Here's where the drug lord analogy comes in. What does telco power do when it fails to win in Washington? It goes to the states. They believe they can get the same thing at the state level. They can convince state legislators that build-out and universal competitive cable TV services aren't important. And they can pretend net neutrality doesn't matter. If they win in enough states, then they will have effectively outflanked Washington. That's their strategy. They'll have what they want, and we'll have nothing. Worse, when they don't need things from politicians, there is nothing to extract from them in a compromise. So, they'll focus all their time on killing good things we'll try to get politicians to do.
So what do we have to do? We have to go to whatever states they go to. And we have to put net neutrality and build-out requirements into their "franchise reform". If we don't, they'll win. Simple as that.
So why does net neutrality have to be right in the middle of "franchise reform" bills? First, it's because "franchise reform" is a rewrite of communications law, and any such rewrite must contain net neutrality, or else we risk never having a big enough vehicle to carry it. You don't get two bites at the apple. Major rewrites don't happen often, and if major issues are left out, then they stay out. Second, it's because of the way telco power works. Once they have "franchise reform" in your state, they will have market power in your state. They will no longer need to ask your state legislature for anything big. And they will turn all of their lobbying clout against killing all forms of net neutrality that appear in stand-alone bills and brow-beating any legislator that stands up for it. If we succeed in passing a net neutrality bill against the odds, they will sue the state government that dares to pass it. And they could well win because state claims to jurisdiction over this issue aren't as good as federal claims. Which leads me to the next question...
Why does a state have power over net neutraity? Isn't the Internet national and global? Yes, of course it is. So are environment protections. But when the federal government won't fix a problem, states have to do it. If enough states do the job, the federal government takes note and moves on an issue. More importantly, it shows telcos that the states won't just roll over and service them. This is about who will stand up and say "no" to the telcos first. The federal government punted in 2006 and did nothing. Now the states will have the chance to do the people's work. This is politics. It's a competition for power. And we need our state legislators to represent our power so that we can stop the telcos by any means necessary and protect and open internet.

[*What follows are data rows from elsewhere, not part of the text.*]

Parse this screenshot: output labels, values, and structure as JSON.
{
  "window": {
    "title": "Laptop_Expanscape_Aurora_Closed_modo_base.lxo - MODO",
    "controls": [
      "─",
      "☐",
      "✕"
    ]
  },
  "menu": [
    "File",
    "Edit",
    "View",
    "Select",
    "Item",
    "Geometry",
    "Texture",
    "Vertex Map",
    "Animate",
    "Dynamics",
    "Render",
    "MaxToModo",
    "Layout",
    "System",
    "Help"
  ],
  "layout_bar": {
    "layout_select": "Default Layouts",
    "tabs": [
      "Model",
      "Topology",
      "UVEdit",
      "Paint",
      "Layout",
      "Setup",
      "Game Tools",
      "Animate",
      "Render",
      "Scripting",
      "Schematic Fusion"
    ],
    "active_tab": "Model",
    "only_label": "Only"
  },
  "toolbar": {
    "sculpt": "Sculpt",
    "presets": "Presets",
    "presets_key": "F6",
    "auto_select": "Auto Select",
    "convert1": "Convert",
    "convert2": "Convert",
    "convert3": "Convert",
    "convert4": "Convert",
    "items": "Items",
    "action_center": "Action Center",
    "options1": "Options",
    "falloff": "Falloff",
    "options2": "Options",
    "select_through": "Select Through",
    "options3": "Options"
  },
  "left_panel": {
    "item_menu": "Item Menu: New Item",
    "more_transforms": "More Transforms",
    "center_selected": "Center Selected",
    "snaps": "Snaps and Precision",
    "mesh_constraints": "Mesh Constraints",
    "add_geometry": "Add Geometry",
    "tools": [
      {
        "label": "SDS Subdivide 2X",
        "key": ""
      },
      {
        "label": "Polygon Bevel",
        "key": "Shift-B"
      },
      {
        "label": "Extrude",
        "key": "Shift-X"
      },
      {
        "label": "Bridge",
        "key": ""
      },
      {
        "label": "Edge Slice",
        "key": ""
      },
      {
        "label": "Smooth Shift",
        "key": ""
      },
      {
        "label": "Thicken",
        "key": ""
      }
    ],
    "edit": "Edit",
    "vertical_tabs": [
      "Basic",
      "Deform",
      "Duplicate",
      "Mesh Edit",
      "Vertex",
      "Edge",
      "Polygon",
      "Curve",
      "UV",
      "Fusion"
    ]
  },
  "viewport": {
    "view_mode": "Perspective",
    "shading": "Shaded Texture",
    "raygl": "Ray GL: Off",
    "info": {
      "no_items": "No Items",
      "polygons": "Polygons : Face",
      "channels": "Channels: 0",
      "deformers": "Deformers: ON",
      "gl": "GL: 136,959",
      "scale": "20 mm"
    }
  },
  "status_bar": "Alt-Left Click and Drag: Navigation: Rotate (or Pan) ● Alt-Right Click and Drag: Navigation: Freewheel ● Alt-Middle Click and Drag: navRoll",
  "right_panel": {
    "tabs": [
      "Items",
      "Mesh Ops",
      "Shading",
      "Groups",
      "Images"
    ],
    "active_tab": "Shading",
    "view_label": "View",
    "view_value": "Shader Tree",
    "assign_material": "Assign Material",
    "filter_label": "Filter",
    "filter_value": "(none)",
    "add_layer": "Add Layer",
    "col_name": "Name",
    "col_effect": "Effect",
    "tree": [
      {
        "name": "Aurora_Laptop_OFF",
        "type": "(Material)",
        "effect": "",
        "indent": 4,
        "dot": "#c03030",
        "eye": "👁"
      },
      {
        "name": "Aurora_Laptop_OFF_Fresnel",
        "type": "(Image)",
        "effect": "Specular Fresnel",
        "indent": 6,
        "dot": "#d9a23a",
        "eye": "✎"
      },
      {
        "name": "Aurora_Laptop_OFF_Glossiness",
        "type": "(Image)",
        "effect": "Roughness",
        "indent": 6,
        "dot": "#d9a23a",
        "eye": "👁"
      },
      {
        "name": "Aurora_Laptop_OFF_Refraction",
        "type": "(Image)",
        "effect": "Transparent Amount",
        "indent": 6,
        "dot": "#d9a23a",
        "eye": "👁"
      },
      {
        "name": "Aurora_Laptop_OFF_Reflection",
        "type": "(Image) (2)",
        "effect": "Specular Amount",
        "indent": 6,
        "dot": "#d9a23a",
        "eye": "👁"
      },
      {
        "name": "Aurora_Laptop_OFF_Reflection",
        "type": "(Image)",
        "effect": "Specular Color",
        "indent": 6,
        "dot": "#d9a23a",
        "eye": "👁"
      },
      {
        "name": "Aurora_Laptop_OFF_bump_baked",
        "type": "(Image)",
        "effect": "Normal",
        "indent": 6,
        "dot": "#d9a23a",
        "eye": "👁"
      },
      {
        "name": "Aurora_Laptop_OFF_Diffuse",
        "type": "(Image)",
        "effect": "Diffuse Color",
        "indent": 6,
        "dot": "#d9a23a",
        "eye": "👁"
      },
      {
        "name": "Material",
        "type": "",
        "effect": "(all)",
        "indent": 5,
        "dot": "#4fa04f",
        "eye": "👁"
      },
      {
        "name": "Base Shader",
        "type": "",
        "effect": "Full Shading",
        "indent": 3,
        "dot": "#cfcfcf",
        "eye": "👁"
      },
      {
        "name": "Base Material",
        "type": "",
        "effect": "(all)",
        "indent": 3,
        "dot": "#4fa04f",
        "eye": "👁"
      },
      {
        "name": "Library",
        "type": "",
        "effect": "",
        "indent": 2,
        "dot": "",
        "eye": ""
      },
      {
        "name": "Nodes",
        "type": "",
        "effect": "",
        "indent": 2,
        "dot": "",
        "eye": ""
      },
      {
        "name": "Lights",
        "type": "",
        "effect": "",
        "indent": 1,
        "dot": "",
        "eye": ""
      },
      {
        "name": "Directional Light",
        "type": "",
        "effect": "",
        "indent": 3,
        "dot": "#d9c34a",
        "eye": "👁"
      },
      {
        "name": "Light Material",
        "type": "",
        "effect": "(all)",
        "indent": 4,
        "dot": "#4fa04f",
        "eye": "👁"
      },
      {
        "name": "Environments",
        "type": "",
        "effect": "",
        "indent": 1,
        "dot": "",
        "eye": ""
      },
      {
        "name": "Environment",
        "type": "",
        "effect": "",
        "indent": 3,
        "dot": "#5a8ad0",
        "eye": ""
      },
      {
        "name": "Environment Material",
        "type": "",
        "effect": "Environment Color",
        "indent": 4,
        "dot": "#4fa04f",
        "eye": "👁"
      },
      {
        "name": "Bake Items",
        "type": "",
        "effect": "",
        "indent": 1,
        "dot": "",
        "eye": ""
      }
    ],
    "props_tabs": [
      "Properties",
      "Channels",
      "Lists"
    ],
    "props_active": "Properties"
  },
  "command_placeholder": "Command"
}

These are some seriously bad players. I'm hanging out with Chris Bowers tonight, and he's telling me how his West Philly neighborhood, because it's predominantly minority and mostly poor, has really bad internet and cable service. They aren't trying to expand cable service to the state, they are trying to cherry pick profitable neighborhoods to serve, and to wreck the internet in the process. They have convinced a whole lot of people to go along with them, because they have spent billions of dollars for decades.
What's frustrating is that InterrupT should not be wrong - good policy options should be debatable assuming good faith from various parties. But that's just not how these players operate, and we can't be charitable towards their intentions when it's very clear that their track record suggests they deserve skepticism. I hope that Granholm does the right thing and doesn't allow this bill through without net neutrality protections. If she doesn't, and this is the sad part of politics, no matter how much you like and respect her, if you use the internet, she has sold you out.